Start A ReadyGarden!
In a world where the cost of oil is always on your mind & the cost of food is growing as well as having fresh produce, many people are returning to the old ways and growing there own vegetables. A Brigham Young University study showed that for an average garden you would spend about $30 for seeds but harvest vegetables that would be worth more than $600 per year!
Some of you might be intimidated with the fact that you don’t have enough free time in your day to take care of a garden or that you don’t know enough about gardening that you would be overwhelmed.
I’m not asking you to plant a full or half acre of vegetables; you only need to plant just a few plants to understand the simple process of gardening and the best part about it is that you will save money on your grocery bill. I hope this information will help you with starting your vegetable garden, and the key things you want to take into consideration is the space & the time it takes you to maintain your garden.
Unfortunately, even in a basic garden you will occasionally need to pull weeds, and when you reach for your Ultimate ReadyGarden™ ½ Acre Premium Garden Seeds – #10 Can, inside you will have 8 pages instructions on how to plant your vegetable garden. Topics such as Soil Modifications, Soil Moisture & Planting, Fertilizer, Using Space Wisely and in each plant group it will give you a general time line that you should plant the listed items.
So if you all ready have seeds & you want to start to plant your garden you should create a garden plan. Draw out a simple draft on how you would like your plants set up and document which plants will grow best where. You can always go to your local garden supply store with any questions regarding sunlight, soil drainage and keep a little note book with your results so you will help you plant your garden next season.
Prepare the soil- One thing I always remember is my father would rent a tiller & would turn the soil before planting his garden. If you are going to deal with a small garden plot you can turn the soil with a shovel, and remember to remove old roots and rocks when you turn the soil. Try not to worry about the soil too much, by rotating it circulates the nutrients well, and you can always check the pH level in your soil to chose what vegetables would be suitable for your soil.
Use a good organic fertilizer to add nutrients to soil, help with soil texture, and add organic matter.
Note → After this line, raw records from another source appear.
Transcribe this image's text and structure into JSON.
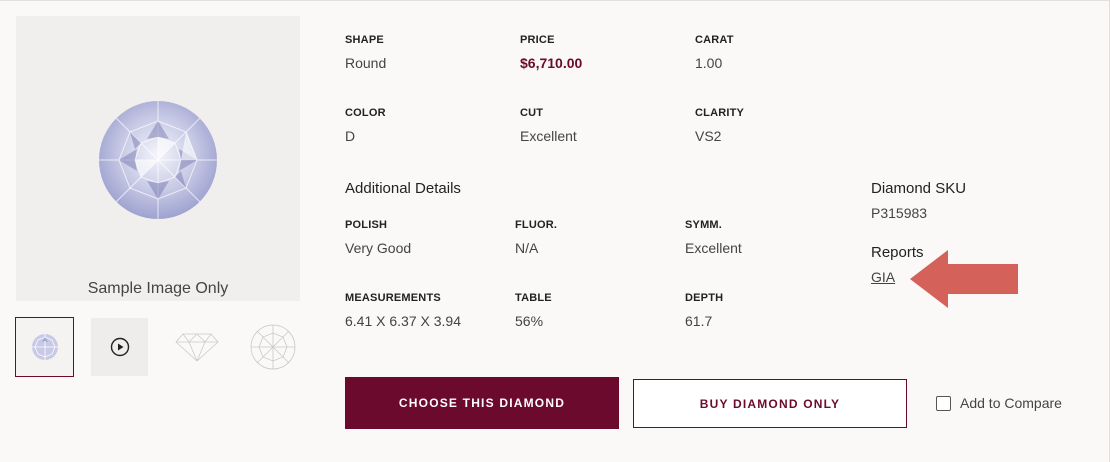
{
  "image": {
    "caption": "Sample Image Only",
    "thumbnails": [
      "diamond-photo-icon",
      "play-video-icon",
      "diamond-profile-icon",
      "diamond-top-view-icon"
    ]
  },
  "specs": {
    "shape": {
      "label": "SHAPE",
      "value": "Round"
    },
    "price": {
      "label": "PRICE",
      "value": "$6,710.00"
    },
    "carat": {
      "label": "CARAT",
      "value": "1.00"
    },
    "color": {
      "label": "COLOR",
      "value": "D"
    },
    "cut": {
      "label": "CUT",
      "value": "Excellent"
    },
    "clarity": {
      "label": "CLARITY",
      "value": "VS2"
    }
  },
  "additional": {
    "title": "Additional Details",
    "polish": {
      "label": "POLISH",
      "value": "Very Good"
    },
    "fluor": {
      "label": "FLUOR.",
      "value": "N/A"
    },
    "symm": {
      "label": "SYMM.",
      "value": "Excellent"
    },
    "measurements": {
      "label": "MEASUREMENTS",
      "value": "6.41 X 6.37 X 3.94"
    },
    "table": {
      "label": "TABLE",
      "value": "56%"
    },
    "depth": {
      "label": "DEPTH",
      "value": "61.7"
    }
  },
  "sku": {
    "label": "Diamond SKU",
    "value": "P315983"
  },
  "reports": {
    "label": "Reports",
    "link": "GIA"
  },
  "actions": {
    "choose": "CHOOSE THIS DIAMOND",
    "buy": "BUY DIAMOND ONLY",
    "compare": "Add to Compare"
  },
  "colors": {
    "brand": "#6b0a2d",
    "arrow": "#d4625a",
    "background": "#faf9f8"
  }
}
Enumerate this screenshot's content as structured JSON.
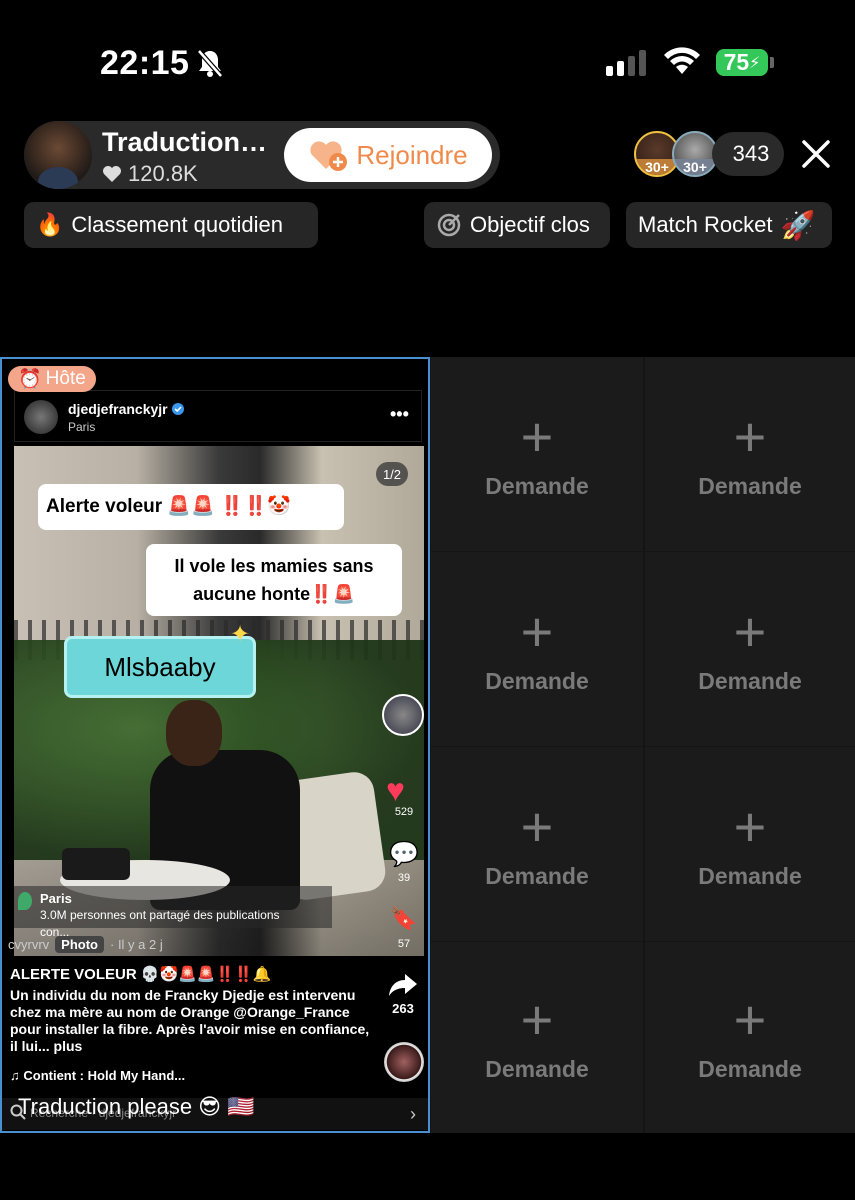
{
  "status": {
    "time": "22:15",
    "battery": "75"
  },
  "host": {
    "name": "Traduction…",
    "likes": "120.8K",
    "join_label": "Rejoindre"
  },
  "viewers": {
    "badge1": "30+",
    "badge2": "30+",
    "count": "343"
  },
  "chips": {
    "ranking": "Classement quotidien",
    "goal": "Objectif clos",
    "rocket": "Match Rocket"
  },
  "host_tile": {
    "badge": "Hôte",
    "post": {
      "username": "djedjefranckyjr",
      "location": "Paris",
      "page_counter": "1/2",
      "bubble1": "Alerte voleur 🚨🚨",
      "bubble1_marks": "‼️‼️🤡",
      "bubble2_line1": "Il vole les mamies sans",
      "bubble2_line2": "aucune honte",
      "bubble2_marks": "‼️🚨",
      "sticker": "Mlsbaaby",
      "likes": "529",
      "comments": "39",
      "saves": "57",
      "shares": "263",
      "place_name": "Paris",
      "place_sub": "3.0M personnes ont partagé des publications con...",
      "username_short": "cvyrvrv",
      "photo_tag": "Photo",
      "time_ago": "· Il y a 2 j",
      "caption_title": "ALERTE VOLEUR 💀🤡🚨🚨‼️‼️🔔",
      "caption_body": "Un individu du nom de Francky Djedje est intervenu chez ma mère au nom de Orange @Orange_France pour installer la fibre. Après l'avoir mise en confiance, il lui... plus",
      "music": "♫ Contient : Hold My Hand...",
      "search_text": "Recherche · djedjefranckyjr"
    },
    "overlay_comment": "Traduction please 😎 🇺🇸"
  },
  "slots": {
    "label": "Demande",
    "plus": "+"
  }
}
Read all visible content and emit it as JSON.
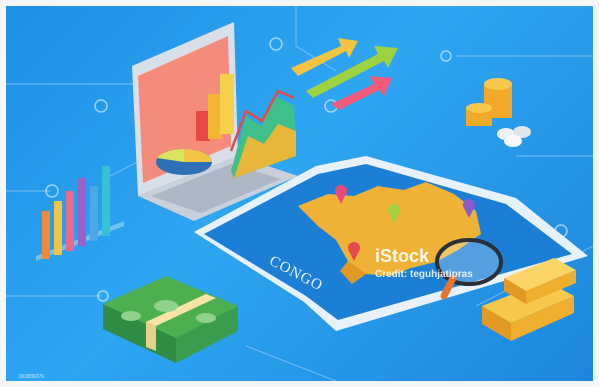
{
  "map": {
    "country_label": "CONGO"
  },
  "watermark": {
    "brand": "iStock",
    "credit": "Credit: teguhjatipras"
  },
  "image_id": "963836376",
  "colors": {
    "background": "#2ea6f2",
    "map_paper": "#1b7fd6",
    "country": "#f0b234",
    "laptop_screen": "#f58b7a",
    "money": "#2f8d43",
    "gold": "#f5b63a"
  },
  "icons": [
    "laptop-icon",
    "bar-chart-icon",
    "arrows-icon",
    "coins-icon",
    "map-icon",
    "location-pin-icon",
    "money-stack-icon",
    "gold-bar-icon",
    "magnifier-icon"
  ]
}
You can also help your soil by having a compost pile; Its great for the soils health. Vegetable gardens love compost! If you haven’t gotten a compost pile going yet, buy a soil amendment to mix in the garden bed. If concerned that you don’t have good soil, a raised bed or container gardening would be a great way to start growing vegetables.
If you have children & you want them to stay away from picking all your green tomatoes then what I highly recommend is have a garden area for your child. Chose plants that are fun and easy to grow (cherry tomatoes, herbs, lambs ear, sunflowers, and edible plants), also a great idea to add plants that include various textures, tastes , and smells (like Mint).
I remember having a container garden of my own growing up with simple vegetables (tomatoes, peas, corn, carrots, and lettuce) and its great to get your kids excited when you show them the progress of the plant growing or when you use their vegetables or herbs for dinner.
Preserving the harvest is worth a mention. If you are not succession planting (spacing plantings by a week or two to lengthen harvest time), garden harvests can be overwhelming if there is a lot of produce to eat. Wasting food is not an option.
So, you can freeze, can, dry or pickle the fruits, vegetables, and herbs. See National Center for Home Food Preservation for tons of information on how to preserve the harvest. But freezing vegetables is usually the fastest, easiest way to save them for later. Even some cookbooks have detailed instructions on freezing or canning fruits and vegetables.Updated September 29, 2009